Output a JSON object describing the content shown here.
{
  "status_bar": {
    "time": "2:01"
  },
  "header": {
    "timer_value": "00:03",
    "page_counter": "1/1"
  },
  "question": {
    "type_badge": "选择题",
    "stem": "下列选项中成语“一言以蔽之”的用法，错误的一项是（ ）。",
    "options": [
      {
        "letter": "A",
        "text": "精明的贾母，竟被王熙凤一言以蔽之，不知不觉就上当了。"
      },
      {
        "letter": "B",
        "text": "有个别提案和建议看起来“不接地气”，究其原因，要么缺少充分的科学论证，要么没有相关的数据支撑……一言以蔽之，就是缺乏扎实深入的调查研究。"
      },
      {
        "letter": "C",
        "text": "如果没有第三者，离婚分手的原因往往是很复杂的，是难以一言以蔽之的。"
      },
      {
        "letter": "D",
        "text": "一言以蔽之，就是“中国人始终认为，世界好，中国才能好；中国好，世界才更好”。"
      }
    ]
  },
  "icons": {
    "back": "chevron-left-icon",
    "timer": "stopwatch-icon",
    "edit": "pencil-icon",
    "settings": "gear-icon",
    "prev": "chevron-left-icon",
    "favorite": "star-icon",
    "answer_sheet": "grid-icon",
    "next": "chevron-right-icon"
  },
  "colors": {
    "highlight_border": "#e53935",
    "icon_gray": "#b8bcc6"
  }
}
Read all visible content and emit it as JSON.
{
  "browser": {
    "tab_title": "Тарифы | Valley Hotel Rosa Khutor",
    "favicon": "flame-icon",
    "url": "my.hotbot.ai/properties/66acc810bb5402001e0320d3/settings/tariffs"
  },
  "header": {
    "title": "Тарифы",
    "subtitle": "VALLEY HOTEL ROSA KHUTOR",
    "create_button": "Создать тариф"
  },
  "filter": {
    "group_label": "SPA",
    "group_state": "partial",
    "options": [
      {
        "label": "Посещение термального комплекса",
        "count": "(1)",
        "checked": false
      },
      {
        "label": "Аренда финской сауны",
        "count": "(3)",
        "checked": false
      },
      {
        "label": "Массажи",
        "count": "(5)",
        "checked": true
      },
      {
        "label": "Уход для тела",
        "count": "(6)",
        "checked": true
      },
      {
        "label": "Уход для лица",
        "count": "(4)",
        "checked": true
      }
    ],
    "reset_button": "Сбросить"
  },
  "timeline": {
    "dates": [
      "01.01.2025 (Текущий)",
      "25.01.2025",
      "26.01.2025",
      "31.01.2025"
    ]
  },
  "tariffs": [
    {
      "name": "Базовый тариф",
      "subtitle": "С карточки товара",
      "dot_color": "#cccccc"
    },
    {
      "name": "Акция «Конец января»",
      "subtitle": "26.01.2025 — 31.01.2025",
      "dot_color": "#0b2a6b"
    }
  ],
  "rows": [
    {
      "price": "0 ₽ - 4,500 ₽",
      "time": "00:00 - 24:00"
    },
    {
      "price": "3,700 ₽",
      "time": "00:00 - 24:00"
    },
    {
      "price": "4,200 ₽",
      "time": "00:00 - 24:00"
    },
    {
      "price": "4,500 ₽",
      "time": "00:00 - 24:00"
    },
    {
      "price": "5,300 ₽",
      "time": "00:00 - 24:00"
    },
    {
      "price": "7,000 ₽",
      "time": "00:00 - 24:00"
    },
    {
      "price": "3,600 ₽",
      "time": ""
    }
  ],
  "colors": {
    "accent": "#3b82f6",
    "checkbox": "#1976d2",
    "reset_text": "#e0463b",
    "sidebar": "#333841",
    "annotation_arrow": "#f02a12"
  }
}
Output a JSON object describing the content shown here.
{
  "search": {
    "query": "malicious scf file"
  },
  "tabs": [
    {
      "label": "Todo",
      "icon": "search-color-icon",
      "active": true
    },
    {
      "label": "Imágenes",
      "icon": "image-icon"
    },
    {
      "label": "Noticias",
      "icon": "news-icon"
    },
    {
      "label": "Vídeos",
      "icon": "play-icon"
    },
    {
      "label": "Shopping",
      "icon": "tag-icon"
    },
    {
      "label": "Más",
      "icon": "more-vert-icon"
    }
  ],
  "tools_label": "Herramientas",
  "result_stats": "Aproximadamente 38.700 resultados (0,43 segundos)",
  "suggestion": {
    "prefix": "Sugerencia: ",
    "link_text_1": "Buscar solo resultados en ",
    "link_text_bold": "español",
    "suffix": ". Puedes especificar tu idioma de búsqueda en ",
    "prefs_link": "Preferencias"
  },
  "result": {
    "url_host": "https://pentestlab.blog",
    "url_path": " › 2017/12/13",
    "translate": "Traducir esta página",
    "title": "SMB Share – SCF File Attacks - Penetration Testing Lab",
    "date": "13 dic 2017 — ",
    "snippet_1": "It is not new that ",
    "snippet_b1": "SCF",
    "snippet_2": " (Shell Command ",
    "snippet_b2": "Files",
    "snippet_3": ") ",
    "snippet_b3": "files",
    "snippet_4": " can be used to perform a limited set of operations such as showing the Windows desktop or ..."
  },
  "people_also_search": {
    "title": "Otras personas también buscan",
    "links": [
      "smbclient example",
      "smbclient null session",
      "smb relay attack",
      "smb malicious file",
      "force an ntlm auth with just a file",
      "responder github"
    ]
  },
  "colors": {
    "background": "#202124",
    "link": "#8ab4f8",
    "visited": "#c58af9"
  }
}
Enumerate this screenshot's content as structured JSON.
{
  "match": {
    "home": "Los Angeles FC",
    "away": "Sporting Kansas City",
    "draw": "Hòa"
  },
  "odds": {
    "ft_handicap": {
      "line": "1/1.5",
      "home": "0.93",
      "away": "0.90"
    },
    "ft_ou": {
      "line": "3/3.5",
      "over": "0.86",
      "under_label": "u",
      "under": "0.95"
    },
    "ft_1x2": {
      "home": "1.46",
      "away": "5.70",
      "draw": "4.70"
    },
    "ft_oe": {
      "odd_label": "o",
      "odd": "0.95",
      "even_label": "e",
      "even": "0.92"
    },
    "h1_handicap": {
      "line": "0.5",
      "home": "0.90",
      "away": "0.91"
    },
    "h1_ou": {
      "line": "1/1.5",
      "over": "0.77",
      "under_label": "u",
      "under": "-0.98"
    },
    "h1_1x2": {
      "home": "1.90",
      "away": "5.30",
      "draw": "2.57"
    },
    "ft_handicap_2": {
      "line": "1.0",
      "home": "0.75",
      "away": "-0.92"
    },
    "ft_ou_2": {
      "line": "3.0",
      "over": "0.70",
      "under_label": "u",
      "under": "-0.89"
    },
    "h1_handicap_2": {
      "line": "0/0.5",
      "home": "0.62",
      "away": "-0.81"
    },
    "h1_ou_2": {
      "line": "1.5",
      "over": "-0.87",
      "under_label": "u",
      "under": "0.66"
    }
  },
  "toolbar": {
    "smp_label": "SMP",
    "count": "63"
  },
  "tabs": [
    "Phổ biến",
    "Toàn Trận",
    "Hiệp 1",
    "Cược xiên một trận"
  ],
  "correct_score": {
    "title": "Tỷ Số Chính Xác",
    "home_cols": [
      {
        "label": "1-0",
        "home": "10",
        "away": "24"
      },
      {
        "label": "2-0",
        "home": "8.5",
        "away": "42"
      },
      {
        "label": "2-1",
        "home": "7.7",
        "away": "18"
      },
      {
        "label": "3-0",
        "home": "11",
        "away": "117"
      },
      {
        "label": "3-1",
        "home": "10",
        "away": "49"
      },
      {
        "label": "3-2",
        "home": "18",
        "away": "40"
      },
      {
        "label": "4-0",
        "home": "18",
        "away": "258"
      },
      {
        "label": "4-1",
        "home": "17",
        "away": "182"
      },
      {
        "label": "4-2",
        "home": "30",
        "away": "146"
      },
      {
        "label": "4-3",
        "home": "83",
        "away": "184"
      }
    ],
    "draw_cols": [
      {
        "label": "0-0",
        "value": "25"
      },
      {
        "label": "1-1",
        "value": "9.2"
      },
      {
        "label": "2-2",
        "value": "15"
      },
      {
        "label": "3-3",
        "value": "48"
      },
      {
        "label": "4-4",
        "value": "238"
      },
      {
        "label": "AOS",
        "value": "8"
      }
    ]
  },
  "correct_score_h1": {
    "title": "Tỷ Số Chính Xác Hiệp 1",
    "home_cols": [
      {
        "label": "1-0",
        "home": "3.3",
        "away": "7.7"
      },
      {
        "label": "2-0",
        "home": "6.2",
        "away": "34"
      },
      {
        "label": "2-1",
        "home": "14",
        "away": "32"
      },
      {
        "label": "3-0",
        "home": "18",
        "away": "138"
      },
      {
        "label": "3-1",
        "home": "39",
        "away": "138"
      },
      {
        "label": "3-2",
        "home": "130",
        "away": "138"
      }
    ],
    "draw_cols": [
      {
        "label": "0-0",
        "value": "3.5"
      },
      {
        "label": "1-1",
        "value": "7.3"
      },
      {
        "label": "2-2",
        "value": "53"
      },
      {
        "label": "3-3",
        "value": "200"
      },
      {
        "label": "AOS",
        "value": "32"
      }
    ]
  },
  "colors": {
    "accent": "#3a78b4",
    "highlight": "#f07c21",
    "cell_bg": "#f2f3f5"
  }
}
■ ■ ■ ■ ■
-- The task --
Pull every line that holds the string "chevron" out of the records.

-- Solution --
    "back": "chevron-left-icon",
    "prev": "chevron-left-icon",
    "next": "chevron-right-icon"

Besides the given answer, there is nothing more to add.